We are enlightened about the wave of feminism in western states, through multiple literary sources. But most of us are not aware of the wave of emancipation of women in Pakistan during Zia’s regime.

In the present day, the status and narratives of women empowerment in Pakistan is deeply rooted with the struggle and efforts of women against ‘Islamization’ of Ziaul Haq.  

32 years ago on February 12, 1983 Pakistani women realized for the very first time that they have to struggle against General Ziaul Haq’s ‘Islamization’ process. The ‘Islamization’ was not only discriminatory, but also deprived women of their basic rights in a radical society.

Every year we celebrate the day as ‘National Women’s Day’ to pay tribute to their struggle for the rights of women and restoration of democracy with its true essence.

The heroic step of these women  against the military dictatorship were witnessed on the streets of Lahore as they broke the chains of martial law regulations. The dictatorial rule prevented them from carrying out rallies and processions, on grounds of basic democratic rights.

These courageous women of Women’s Action Forum (WAF) collaborated with women of Pakistan Women Lawyers’ Association (PWLA) and took to the streets. They marched from Hall Road towards the Lahore High Court to challenge the law of evidence. The law had been devised to mitigate the testimony of women as half of men.  

Narratives from history remind us that when the struggle of these women reached the high court, they were welcomed by the revolutionary poet Habib Jalib. He paid the price of paying solidarity to these women by sharing incarceration with these revolutionaries struggling for an egalitarian, non-patriarchal and emancipated world for women.   

Nighat Saeed Khan, who played pivotal role in the foundation of WAF, opens up and shared the vivid memory of that day. She recalled that the activists took on the oppressive military regime, when nobody was courageous enough to take steps against the series of discriminative laws against women. Women themselves had to stand up against the patriarchal society and challenged these discriminative laws in the court of law. WAF played a very significant role in this entire wave of struggle against the proposed law of evidence.

The struggle paid off when the morning of February 12, in 1983 attenuated proposed law of evidence, though ‘eyewitness’ was still an issue.

Another eye witness of this wave against Zia’s ‘Islamization’ – Farida Shaheed recalled that Shahnaz, a young activist who was crying while she tried to console her by saying that they all are facing baton charge together.
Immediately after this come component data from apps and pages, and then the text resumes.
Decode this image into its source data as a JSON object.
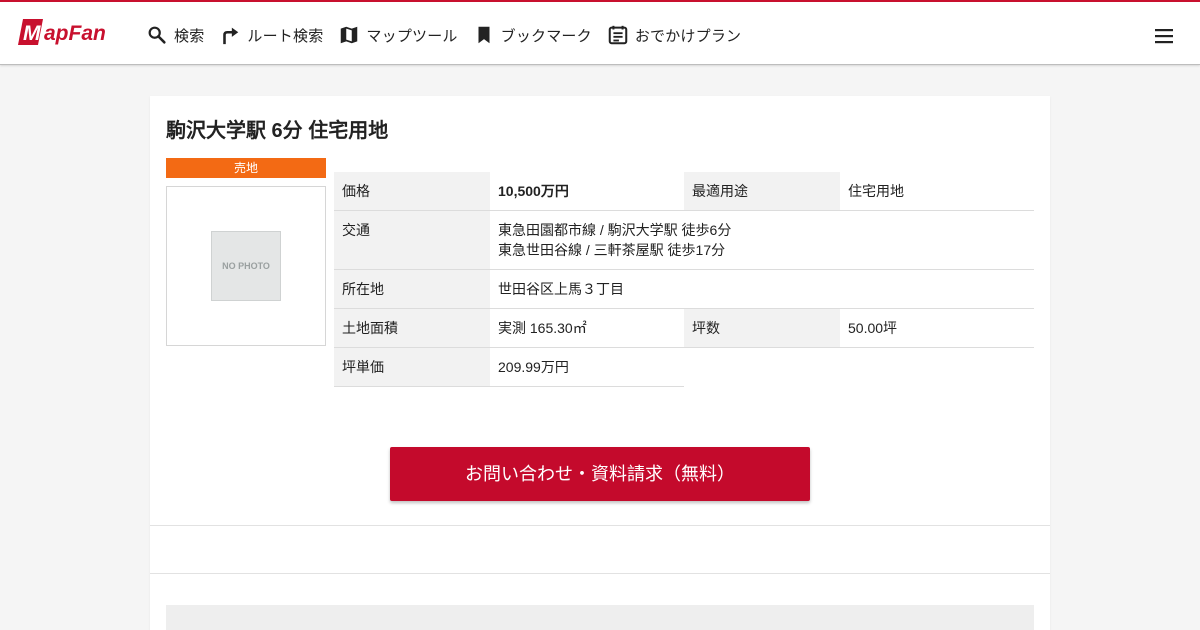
{
  "header": {
    "logo_text": "MapFan",
    "brand_color": "#c8102e",
    "nav": [
      {
        "label": "検索",
        "icon": "search-icon"
      },
      {
        "label": "ルート検索",
        "icon": "route-icon"
      },
      {
        "label": "マップツール",
        "icon": "map-icon"
      },
      {
        "label": "ブックマーク",
        "icon": "bookmark-icon"
      },
      {
        "label": "おでかけプラン",
        "icon": "calendar-icon"
      }
    ],
    "menu_icon": "hamburger-menu-icon"
  },
  "listing": {
    "title": "駒沢大学駅 6分 住宅用地",
    "badge": "売地",
    "badge_color": "#f36a14",
    "photo_placeholder": "NO PHOTO",
    "details": {
      "price_label": "価格",
      "price_value": "10,500万円",
      "use_label": "最適用途",
      "use_value": "住宅用地",
      "access_label": "交通",
      "access_lines": [
        "東急田園都市線 / 駒沢大学駅 徒歩6分",
        "東急世田谷線 / 三軒茶屋駅 徒歩17分"
      ],
      "address_label": "所在地",
      "address_value": "世田谷区上馬３丁目",
      "land_area_label": "土地面積",
      "land_area_value": "実測 165.30㎡",
      "tsubo_label": "坪数",
      "tsubo_value": "50.00坪",
      "tsubo_price_label": "坪単価",
      "tsubo_price_value": "209.99万円"
    },
    "cta_label": "お問い合わせ・資料請求（無料）",
    "cta_color": "#c40a2c"
  }
}
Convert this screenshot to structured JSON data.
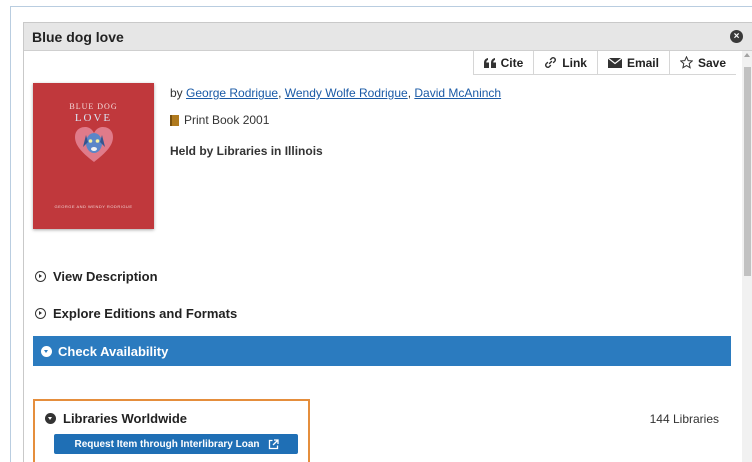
{
  "record": {
    "title": "Blue dog love",
    "close_label": "×"
  },
  "toolbar": {
    "cite": "Cite",
    "link": "Link",
    "email": "Email",
    "save": "Save"
  },
  "cover": {
    "line1": "BLUE DOG",
    "line2": "LOVE",
    "authors": "GEORGE AND WENDY RODRIGUE"
  },
  "byline": {
    "prefix": "by ",
    "authors": [
      "George Rodrigue",
      "Wendy Wolfe Rodrigue",
      "David McAninch"
    ],
    "sep": ", "
  },
  "format": {
    "text": "Print Book 2001"
  },
  "held": "Held by Libraries in Illinois",
  "sections": {
    "view_description": "View Description",
    "explore_editions": "Explore Editions and Formats",
    "check_availability": "Check Availability"
  },
  "worldwide": {
    "label": "Libraries Worldwide",
    "ill_button": "Request Item through Interlibrary Loan",
    "count": "144 Libraries"
  },
  "colors": {
    "accent_blue": "#2b7bbf",
    "highlight_orange": "#e58e3c",
    "link": "#1a5aa6"
  }
}
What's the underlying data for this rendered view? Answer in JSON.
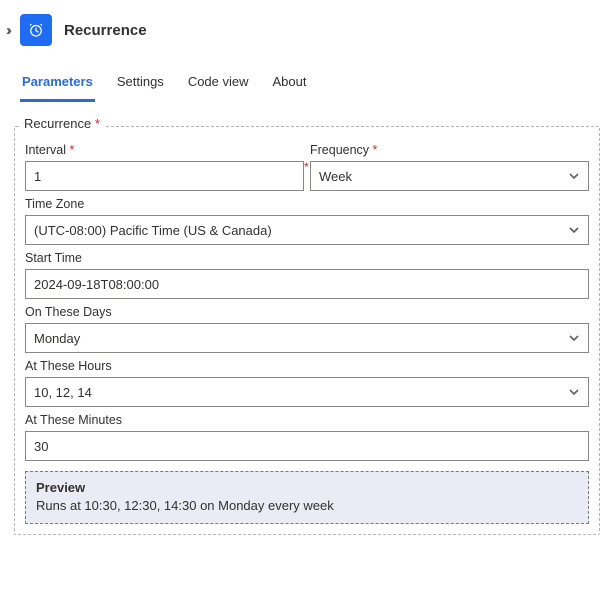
{
  "header": {
    "title": "Recurrence",
    "icon": "clock-icon"
  },
  "tabs": {
    "items": [
      {
        "label": "Parameters",
        "active": true
      },
      {
        "label": "Settings",
        "active": false
      },
      {
        "label": "Code view",
        "active": false
      },
      {
        "label": "About",
        "active": false
      }
    ]
  },
  "form": {
    "legend": "Recurrence",
    "interval": {
      "label": "Interval",
      "value": "1",
      "required": true
    },
    "frequency": {
      "label": "Frequency",
      "value": "Week",
      "required": true
    },
    "timezone": {
      "label": "Time Zone",
      "value": "(UTC-08:00) Pacific Time (US & Canada)"
    },
    "starttime": {
      "label": "Start Time",
      "value": "2024-09-18T08:00:00"
    },
    "days": {
      "label": "On These Days",
      "value": "Monday"
    },
    "hours": {
      "label": "At These Hours",
      "value": "10, 12, 14"
    },
    "minutes": {
      "label": "At These Minutes",
      "value": "30"
    },
    "preview": {
      "heading": "Preview",
      "text": "Runs at 10:30, 12:30, 14:30 on Monday every week"
    }
  }
}
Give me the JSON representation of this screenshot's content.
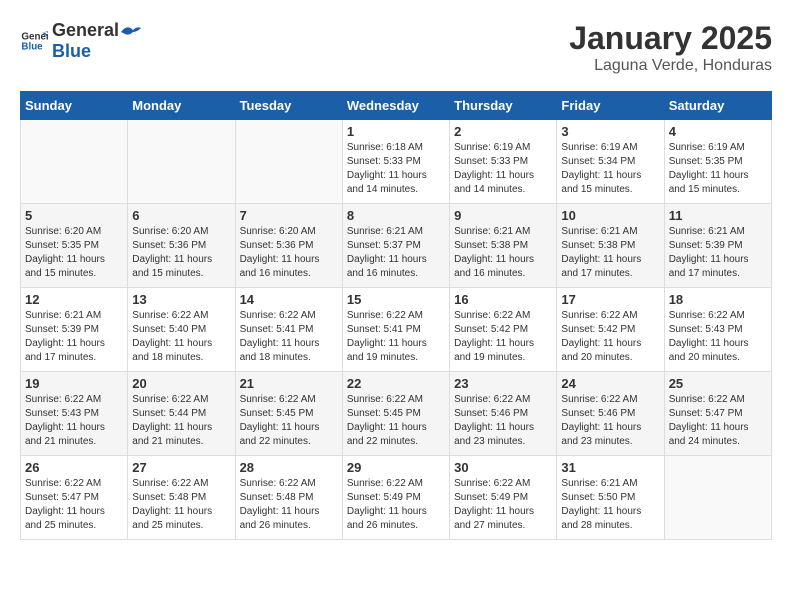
{
  "header": {
    "logo_general": "General",
    "logo_blue": "Blue",
    "month": "January 2025",
    "location": "Laguna Verde, Honduras"
  },
  "weekdays": [
    "Sunday",
    "Monday",
    "Tuesday",
    "Wednesday",
    "Thursday",
    "Friday",
    "Saturday"
  ],
  "weeks": [
    [
      {
        "day": "",
        "info": ""
      },
      {
        "day": "",
        "info": ""
      },
      {
        "day": "",
        "info": ""
      },
      {
        "day": "1",
        "info": "Sunrise: 6:18 AM\nSunset: 5:33 PM\nDaylight: 11 hours\nand 14 minutes."
      },
      {
        "day": "2",
        "info": "Sunrise: 6:19 AM\nSunset: 5:33 PM\nDaylight: 11 hours\nand 14 minutes."
      },
      {
        "day": "3",
        "info": "Sunrise: 6:19 AM\nSunset: 5:34 PM\nDaylight: 11 hours\nand 15 minutes."
      },
      {
        "day": "4",
        "info": "Sunrise: 6:19 AM\nSunset: 5:35 PM\nDaylight: 11 hours\nand 15 minutes."
      }
    ],
    [
      {
        "day": "5",
        "info": "Sunrise: 6:20 AM\nSunset: 5:35 PM\nDaylight: 11 hours\nand 15 minutes."
      },
      {
        "day": "6",
        "info": "Sunrise: 6:20 AM\nSunset: 5:36 PM\nDaylight: 11 hours\nand 15 minutes."
      },
      {
        "day": "7",
        "info": "Sunrise: 6:20 AM\nSunset: 5:36 PM\nDaylight: 11 hours\nand 16 minutes."
      },
      {
        "day": "8",
        "info": "Sunrise: 6:21 AM\nSunset: 5:37 PM\nDaylight: 11 hours\nand 16 minutes."
      },
      {
        "day": "9",
        "info": "Sunrise: 6:21 AM\nSunset: 5:38 PM\nDaylight: 11 hours\nand 16 minutes."
      },
      {
        "day": "10",
        "info": "Sunrise: 6:21 AM\nSunset: 5:38 PM\nDaylight: 11 hours\nand 17 minutes."
      },
      {
        "day": "11",
        "info": "Sunrise: 6:21 AM\nSunset: 5:39 PM\nDaylight: 11 hours\nand 17 minutes."
      }
    ],
    [
      {
        "day": "12",
        "info": "Sunrise: 6:21 AM\nSunset: 5:39 PM\nDaylight: 11 hours\nand 17 minutes."
      },
      {
        "day": "13",
        "info": "Sunrise: 6:22 AM\nSunset: 5:40 PM\nDaylight: 11 hours\nand 18 minutes."
      },
      {
        "day": "14",
        "info": "Sunrise: 6:22 AM\nSunset: 5:41 PM\nDaylight: 11 hours\nand 18 minutes."
      },
      {
        "day": "15",
        "info": "Sunrise: 6:22 AM\nSunset: 5:41 PM\nDaylight: 11 hours\nand 19 minutes."
      },
      {
        "day": "16",
        "info": "Sunrise: 6:22 AM\nSunset: 5:42 PM\nDaylight: 11 hours\nand 19 minutes."
      },
      {
        "day": "17",
        "info": "Sunrise: 6:22 AM\nSunset: 5:42 PM\nDaylight: 11 hours\nand 20 minutes."
      },
      {
        "day": "18",
        "info": "Sunrise: 6:22 AM\nSunset: 5:43 PM\nDaylight: 11 hours\nand 20 minutes."
      }
    ],
    [
      {
        "day": "19",
        "info": "Sunrise: 6:22 AM\nSunset: 5:43 PM\nDaylight: 11 hours\nand 21 minutes."
      },
      {
        "day": "20",
        "info": "Sunrise: 6:22 AM\nSunset: 5:44 PM\nDaylight: 11 hours\nand 21 minutes."
      },
      {
        "day": "21",
        "info": "Sunrise: 6:22 AM\nSunset: 5:45 PM\nDaylight: 11 hours\nand 22 minutes."
      },
      {
        "day": "22",
        "info": "Sunrise: 6:22 AM\nSunset: 5:45 PM\nDaylight: 11 hours\nand 22 minutes."
      },
      {
        "day": "23",
        "info": "Sunrise: 6:22 AM\nSunset: 5:46 PM\nDaylight: 11 hours\nand 23 minutes."
      },
      {
        "day": "24",
        "info": "Sunrise: 6:22 AM\nSunset: 5:46 PM\nDaylight: 11 hours\nand 23 minutes."
      },
      {
        "day": "25",
        "info": "Sunrise: 6:22 AM\nSunset: 5:47 PM\nDaylight: 11 hours\nand 24 minutes."
      }
    ],
    [
      {
        "day": "26",
        "info": "Sunrise: 6:22 AM\nSunset: 5:47 PM\nDaylight: 11 hours\nand 25 minutes."
      },
      {
        "day": "27",
        "info": "Sunrise: 6:22 AM\nSunset: 5:48 PM\nDaylight: 11 hours\nand 25 minutes."
      },
      {
        "day": "28",
        "info": "Sunrise: 6:22 AM\nSunset: 5:48 PM\nDaylight: 11 hours\nand 26 minutes."
      },
      {
        "day": "29",
        "info": "Sunrise: 6:22 AM\nSunset: 5:49 PM\nDaylight: 11 hours\nand 26 minutes."
      },
      {
        "day": "30",
        "info": "Sunrise: 6:22 AM\nSunset: 5:49 PM\nDaylight: 11 hours\nand 27 minutes."
      },
      {
        "day": "31",
        "info": "Sunrise: 6:21 AM\nSunset: 5:50 PM\nDaylight: 11 hours\nand 28 minutes."
      },
      {
        "day": "",
        "info": ""
      }
    ]
  ]
}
However, her striking answer was 

“Mein lathi charge ki waja se nai ro rahi. Bulkay dukh toh iss baat ka hai ke mein unse lathi hasil karny kay bawajod bhi badla na lay saki.”

(I’m not crying because of the baton charge. I’m upset because I couldn’t get vengeance despite taking the baton from them)

We need to make a commitment to ourselves that we will educate the masses for the establishment of a just and democratic Pakistan, where both men and women are equally recognized without any discrimination. We need to give them the right to live their lives with self-respect and dignity.